Dravet syndrome (severe myoclonic epilepsy in infancy): A retrospective study of 16 patients

Christian Korff, Linda Laux, Kent Kelley, Joshua Goldstein, Sookyong Koh, Douglas Nordli

Research output: Contribution to journalArticlepeer-review

67 Scopus citations


To report the authors' experience with diagnosis and management of Dravet syndrome, or severe myoclonic epilepsy in infancy, in the era of commercially available genetic testing, the authors performed a retrospective study of 16 patients diagnosed with Dravet syndrome at a tertiary care pediatric epilepsy center. They analyzed their clinical presentation, electroencephalographic findings, genetic (SCN1A gene) results, and treatment responses and compared the findings to previous reports. The patients presented with all the previously described characteristics of Dravet syndrome. Six of the 7 patients (86%) who were tested for SCN1A mutations had positive results. The best treatment combinations included topiramate, valproate, or the ketogenic diet. Dravet syndrome is a well-defined epileptic syndrome that needs larger recognition, particularly because commercial testing for SCN1A gene mutations is now available in the United States. Despite its reputation for seizure intractability, several treatment options may be particularly helpful, whereas others need to be avoided.

Original languageEnglish (US)
Pages (from-to)185-194
Number of pages10
JournalJournal of child neurology
Issue number2
StatePublished - Feb 2007


  • Dravet syndrome
  • Genetic testing
  • SCN1A

ASJC Scopus subject areas

  • Pediatrics, Perinatology, and Child Health
  • Clinical Neurology

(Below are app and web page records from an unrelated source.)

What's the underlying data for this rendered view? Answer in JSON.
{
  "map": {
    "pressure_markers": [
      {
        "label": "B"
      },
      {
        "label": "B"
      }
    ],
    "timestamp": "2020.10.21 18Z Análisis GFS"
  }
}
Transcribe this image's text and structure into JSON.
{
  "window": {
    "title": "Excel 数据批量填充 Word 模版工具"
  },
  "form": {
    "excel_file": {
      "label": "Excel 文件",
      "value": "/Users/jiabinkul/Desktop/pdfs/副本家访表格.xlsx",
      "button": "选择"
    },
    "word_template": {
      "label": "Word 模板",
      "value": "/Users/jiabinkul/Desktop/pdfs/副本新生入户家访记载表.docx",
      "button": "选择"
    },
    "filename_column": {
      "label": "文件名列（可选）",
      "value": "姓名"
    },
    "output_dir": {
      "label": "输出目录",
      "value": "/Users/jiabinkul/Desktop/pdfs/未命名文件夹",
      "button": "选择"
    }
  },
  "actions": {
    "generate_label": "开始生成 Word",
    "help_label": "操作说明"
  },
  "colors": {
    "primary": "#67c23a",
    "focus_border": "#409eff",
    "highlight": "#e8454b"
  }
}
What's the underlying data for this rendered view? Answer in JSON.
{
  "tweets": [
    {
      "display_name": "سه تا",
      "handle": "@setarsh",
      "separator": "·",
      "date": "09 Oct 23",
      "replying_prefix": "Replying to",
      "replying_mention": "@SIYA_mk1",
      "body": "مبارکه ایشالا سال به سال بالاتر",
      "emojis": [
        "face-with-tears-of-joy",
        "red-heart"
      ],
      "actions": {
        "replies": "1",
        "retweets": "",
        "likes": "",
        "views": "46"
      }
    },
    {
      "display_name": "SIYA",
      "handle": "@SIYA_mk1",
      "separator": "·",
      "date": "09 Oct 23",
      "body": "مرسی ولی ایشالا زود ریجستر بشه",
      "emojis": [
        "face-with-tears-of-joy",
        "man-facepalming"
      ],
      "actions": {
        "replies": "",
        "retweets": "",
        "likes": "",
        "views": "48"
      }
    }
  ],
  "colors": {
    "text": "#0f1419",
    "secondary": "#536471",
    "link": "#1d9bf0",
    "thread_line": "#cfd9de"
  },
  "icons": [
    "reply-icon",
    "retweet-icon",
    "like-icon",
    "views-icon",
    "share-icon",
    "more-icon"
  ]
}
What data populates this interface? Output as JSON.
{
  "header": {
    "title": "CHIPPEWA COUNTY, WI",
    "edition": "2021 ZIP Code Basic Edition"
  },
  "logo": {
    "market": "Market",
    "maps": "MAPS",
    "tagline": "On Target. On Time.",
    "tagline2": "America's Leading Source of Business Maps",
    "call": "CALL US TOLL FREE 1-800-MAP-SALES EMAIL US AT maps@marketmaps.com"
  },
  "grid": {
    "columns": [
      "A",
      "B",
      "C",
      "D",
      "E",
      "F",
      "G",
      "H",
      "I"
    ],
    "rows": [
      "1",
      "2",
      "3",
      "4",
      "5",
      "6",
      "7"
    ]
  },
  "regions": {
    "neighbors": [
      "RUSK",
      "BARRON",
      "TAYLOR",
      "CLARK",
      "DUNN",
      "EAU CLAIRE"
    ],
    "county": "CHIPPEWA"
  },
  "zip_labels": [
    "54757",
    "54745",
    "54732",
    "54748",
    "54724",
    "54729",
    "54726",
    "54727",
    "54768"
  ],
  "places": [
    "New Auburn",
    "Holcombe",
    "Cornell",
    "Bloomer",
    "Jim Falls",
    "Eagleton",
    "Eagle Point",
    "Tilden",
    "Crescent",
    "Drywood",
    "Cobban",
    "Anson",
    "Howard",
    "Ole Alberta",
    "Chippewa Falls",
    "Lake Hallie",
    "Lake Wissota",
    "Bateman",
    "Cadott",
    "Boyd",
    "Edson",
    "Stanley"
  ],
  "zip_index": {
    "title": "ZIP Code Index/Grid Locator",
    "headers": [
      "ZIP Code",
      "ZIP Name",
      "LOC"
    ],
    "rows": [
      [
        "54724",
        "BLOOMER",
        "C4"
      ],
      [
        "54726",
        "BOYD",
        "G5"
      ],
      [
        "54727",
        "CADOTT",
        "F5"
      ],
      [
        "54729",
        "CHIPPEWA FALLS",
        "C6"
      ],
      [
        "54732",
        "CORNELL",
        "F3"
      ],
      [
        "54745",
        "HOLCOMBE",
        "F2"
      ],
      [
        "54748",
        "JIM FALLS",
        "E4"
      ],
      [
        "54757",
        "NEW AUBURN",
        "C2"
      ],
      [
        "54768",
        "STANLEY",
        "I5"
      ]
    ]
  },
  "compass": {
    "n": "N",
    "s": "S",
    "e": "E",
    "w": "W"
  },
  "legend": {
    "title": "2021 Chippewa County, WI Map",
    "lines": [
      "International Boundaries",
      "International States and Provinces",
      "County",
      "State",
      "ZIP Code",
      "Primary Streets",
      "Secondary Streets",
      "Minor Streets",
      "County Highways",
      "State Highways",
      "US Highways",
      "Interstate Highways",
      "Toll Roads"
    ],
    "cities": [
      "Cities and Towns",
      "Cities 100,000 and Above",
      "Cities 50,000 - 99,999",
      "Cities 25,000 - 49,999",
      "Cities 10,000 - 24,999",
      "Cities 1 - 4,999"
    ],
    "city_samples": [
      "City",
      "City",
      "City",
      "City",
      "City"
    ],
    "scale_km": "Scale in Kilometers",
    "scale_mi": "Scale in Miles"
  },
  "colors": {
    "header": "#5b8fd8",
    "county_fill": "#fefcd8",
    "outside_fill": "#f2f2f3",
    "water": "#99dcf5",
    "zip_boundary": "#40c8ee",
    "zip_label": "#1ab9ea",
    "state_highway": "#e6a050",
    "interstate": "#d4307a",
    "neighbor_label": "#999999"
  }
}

Dive into the research topics of 'Dravet syndrome (severe myoclonic epilepsy in infancy): A retrospective study of 16 patients'. Together they form a unique fingerprint.

Cite this